Communication is the most important aspect necessary to create a good relationship with your teen. What do you do when your teen is the one that won’t participate? Here are three suggestions that just might help: Create opportunities for conversati
Communication is the most important aspect necessary to create a good relationship with your teen. What do you do when your teen is the one that won’t participate? Here are three suggestions that just might help:
Create opportunities for conversations
While you may feel that you are always available for your child, your child may not get that impression. Sometimes, getting your teen to talk and share more with you could be as simple as scheduling time for them. Pick a comfortable space at home, or take them out for ice cream where you can devote your undivided attention to them and see what differences occur.
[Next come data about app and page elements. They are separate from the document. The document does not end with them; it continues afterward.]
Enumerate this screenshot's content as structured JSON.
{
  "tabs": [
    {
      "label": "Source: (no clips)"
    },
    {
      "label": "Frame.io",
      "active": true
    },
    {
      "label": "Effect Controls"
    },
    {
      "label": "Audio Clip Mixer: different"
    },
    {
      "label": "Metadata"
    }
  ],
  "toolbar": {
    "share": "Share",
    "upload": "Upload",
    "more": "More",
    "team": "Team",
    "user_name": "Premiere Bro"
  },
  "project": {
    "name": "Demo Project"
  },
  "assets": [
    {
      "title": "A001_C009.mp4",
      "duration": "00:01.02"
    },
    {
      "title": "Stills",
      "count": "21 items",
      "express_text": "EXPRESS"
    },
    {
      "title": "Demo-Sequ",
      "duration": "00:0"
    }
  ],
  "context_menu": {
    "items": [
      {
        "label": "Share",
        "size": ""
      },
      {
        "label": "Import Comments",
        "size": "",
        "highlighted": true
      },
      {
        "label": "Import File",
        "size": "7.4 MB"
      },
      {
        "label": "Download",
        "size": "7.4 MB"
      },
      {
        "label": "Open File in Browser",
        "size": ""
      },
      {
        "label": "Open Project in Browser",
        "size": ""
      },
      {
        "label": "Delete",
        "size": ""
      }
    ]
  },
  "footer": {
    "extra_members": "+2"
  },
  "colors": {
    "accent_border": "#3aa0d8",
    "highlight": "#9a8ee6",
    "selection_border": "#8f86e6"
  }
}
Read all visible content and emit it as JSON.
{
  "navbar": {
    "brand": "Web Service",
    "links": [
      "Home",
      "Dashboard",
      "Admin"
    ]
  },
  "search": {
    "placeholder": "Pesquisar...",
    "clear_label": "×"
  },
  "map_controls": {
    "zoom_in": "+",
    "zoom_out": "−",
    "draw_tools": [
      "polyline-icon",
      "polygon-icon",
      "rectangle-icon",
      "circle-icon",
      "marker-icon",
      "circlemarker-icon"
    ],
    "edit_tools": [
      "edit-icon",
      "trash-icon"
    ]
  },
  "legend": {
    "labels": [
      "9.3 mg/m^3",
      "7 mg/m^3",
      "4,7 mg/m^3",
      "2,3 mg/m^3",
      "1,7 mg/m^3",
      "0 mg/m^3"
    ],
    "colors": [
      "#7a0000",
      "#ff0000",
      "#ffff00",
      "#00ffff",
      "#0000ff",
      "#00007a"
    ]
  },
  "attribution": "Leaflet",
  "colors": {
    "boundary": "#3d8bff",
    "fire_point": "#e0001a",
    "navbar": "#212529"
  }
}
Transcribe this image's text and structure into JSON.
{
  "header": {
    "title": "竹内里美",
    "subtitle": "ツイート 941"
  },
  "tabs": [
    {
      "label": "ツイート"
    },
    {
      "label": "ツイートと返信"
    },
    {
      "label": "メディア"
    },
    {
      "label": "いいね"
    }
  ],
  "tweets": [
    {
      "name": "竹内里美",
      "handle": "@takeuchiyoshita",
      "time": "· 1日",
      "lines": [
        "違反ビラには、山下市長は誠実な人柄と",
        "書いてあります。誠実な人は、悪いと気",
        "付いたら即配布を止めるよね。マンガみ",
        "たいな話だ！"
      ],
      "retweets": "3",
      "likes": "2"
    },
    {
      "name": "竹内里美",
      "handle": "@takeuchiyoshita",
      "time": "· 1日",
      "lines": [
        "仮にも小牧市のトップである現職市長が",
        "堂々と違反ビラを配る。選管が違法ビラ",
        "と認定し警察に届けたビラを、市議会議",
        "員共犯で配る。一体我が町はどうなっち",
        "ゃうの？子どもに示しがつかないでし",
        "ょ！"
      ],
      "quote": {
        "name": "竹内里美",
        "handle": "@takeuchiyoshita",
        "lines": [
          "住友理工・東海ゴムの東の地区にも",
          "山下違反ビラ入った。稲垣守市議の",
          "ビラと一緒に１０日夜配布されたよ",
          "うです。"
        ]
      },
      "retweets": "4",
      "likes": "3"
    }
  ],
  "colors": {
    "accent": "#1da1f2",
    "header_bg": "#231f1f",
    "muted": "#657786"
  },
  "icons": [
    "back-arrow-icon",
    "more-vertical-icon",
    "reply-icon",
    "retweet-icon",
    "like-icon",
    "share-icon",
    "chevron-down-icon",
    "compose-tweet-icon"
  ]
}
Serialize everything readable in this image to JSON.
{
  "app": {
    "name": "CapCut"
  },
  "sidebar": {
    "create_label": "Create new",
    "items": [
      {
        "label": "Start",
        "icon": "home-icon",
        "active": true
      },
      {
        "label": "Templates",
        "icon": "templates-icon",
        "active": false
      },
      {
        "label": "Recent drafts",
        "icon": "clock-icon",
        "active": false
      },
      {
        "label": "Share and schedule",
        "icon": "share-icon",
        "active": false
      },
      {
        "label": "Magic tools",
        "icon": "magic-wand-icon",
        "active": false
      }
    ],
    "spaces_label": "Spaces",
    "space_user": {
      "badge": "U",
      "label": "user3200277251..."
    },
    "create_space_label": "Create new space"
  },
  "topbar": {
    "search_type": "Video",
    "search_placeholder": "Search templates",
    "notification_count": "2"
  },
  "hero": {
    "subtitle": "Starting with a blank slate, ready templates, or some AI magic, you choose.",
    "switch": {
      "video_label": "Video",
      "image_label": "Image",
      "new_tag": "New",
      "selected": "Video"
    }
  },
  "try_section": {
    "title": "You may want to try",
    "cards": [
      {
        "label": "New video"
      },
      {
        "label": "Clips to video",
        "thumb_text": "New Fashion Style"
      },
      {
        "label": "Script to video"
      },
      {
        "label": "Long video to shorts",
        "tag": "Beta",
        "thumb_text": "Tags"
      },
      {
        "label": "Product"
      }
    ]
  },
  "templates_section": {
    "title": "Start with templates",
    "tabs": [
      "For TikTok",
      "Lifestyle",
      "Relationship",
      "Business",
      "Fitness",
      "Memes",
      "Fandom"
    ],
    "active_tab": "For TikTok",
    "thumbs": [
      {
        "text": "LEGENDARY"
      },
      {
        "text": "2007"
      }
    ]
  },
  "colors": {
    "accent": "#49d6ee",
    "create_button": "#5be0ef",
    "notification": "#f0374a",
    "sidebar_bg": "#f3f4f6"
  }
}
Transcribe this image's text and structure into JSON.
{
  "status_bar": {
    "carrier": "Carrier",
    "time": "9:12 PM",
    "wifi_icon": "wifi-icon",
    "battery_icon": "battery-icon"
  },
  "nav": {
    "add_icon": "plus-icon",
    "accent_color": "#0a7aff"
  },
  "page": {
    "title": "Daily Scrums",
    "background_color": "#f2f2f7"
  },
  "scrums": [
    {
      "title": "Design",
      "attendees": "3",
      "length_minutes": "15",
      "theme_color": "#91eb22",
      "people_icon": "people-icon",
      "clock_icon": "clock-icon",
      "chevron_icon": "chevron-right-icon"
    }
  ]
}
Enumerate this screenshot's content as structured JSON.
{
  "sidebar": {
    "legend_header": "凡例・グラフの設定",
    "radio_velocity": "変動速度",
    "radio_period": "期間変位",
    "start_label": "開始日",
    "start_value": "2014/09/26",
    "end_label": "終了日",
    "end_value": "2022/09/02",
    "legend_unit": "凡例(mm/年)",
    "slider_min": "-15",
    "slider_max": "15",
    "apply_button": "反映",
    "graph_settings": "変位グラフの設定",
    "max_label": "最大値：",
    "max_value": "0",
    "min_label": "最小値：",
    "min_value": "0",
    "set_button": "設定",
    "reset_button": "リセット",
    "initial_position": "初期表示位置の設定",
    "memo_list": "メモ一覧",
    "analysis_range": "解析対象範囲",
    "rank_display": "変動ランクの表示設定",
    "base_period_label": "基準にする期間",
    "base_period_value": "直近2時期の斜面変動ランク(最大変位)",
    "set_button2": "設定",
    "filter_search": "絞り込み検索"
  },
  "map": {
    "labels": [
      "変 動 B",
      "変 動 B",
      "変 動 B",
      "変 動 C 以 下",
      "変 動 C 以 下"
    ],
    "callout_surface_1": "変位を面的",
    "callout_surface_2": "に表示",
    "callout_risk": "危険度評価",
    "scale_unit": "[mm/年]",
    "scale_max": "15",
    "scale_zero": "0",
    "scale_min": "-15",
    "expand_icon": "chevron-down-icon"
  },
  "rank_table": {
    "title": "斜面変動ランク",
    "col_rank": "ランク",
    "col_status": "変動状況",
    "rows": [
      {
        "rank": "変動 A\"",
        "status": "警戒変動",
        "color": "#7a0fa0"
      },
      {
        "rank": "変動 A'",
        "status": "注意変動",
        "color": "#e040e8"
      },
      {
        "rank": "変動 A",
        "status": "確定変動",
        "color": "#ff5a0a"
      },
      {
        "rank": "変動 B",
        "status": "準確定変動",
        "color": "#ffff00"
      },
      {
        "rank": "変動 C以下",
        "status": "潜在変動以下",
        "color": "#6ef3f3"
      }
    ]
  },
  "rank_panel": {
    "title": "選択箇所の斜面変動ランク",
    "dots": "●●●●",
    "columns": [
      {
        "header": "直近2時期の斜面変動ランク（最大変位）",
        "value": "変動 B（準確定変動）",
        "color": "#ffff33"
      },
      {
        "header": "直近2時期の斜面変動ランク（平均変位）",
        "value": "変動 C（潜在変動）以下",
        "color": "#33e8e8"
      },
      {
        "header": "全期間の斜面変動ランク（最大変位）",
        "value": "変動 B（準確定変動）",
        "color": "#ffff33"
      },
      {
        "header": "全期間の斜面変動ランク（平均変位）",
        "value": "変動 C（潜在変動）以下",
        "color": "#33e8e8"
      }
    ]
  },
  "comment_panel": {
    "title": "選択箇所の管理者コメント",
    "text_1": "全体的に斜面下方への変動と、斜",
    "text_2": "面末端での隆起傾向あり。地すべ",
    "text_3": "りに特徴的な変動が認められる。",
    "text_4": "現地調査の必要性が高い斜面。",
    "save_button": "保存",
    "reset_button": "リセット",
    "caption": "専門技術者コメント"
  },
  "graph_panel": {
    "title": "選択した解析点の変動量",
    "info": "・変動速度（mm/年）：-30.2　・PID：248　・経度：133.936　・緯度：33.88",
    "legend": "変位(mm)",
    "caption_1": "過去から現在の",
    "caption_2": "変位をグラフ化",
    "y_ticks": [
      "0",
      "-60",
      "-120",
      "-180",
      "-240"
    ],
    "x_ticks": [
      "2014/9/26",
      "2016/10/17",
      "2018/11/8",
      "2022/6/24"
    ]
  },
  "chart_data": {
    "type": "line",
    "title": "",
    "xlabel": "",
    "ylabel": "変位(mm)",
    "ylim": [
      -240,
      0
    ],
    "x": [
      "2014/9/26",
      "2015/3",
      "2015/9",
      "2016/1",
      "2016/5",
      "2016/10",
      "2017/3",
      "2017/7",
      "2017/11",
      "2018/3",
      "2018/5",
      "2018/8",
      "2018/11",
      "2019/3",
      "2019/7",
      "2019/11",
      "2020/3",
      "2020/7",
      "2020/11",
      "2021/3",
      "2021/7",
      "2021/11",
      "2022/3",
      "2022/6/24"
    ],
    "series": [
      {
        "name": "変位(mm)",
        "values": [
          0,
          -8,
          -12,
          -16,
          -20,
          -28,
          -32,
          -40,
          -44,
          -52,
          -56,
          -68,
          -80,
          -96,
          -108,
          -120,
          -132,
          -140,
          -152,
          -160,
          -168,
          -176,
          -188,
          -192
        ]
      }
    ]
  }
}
Many times, a child will be more willing to open up and share their thoughts and feelings when they know they won’t get interrupted by another sibling, the telephone, or other distractions.
Ask open ended instead of simple answer questions
Beginning a conversation with your child might seem uncomfortable or awkward, but the more times you do it, the easier it will become. If you are unsure or worried about forgetting questions you’ve thought of, write them down. This will make it easier for you. Be careful. Just because you have a list doesn't mean you have to get through the entire list. This can simply become a jumping off point for the conversation. If your teen opens up, follow their lead and let the conversation take its natural course instead of continually directing it back to your questions. Be sure that the questions you are asking are open ended. For instance, instead of asking about their day, you can ask what was the best part of your day. This will encourage your child to relay an event that happened during the day and can then build into a much lengthier conversation.
Become a better listener and allow your child to open or lead the conversation
You are the best model for your child on how to act during a conversation. If you are distracted and not listening he/she will learn that and be less attentive, as well. If you set the example of sharing thoughts and feelings—so will your child. Also, be aware of body language and how it can help engage your child. The more you can show your child that you are intently involved and listening to the conversation the more comfortable they will be in opening up to you. One very important part of this non-verbal communication is eye contact; you should feel comfortable and engaged enough to look your child in the eyes as they are speaking to you.
If you are just beginning these communication skills with your child it may take time to build up that important relationship and trust, but the more you engage the easier it will become. It is worth your time and investment to create an open relationship of communication with your teen. When you have trust and communication, your child will feel more willing to talk to you about the big issues because they have already talked to you about the small ones.
A. Lynn Scoresby, founder and president of My Family Track , First Answers , and Achievement Synchrony , and has been a marriage and family psychologist for more than 35 years. He has published more than 20 books and training programs.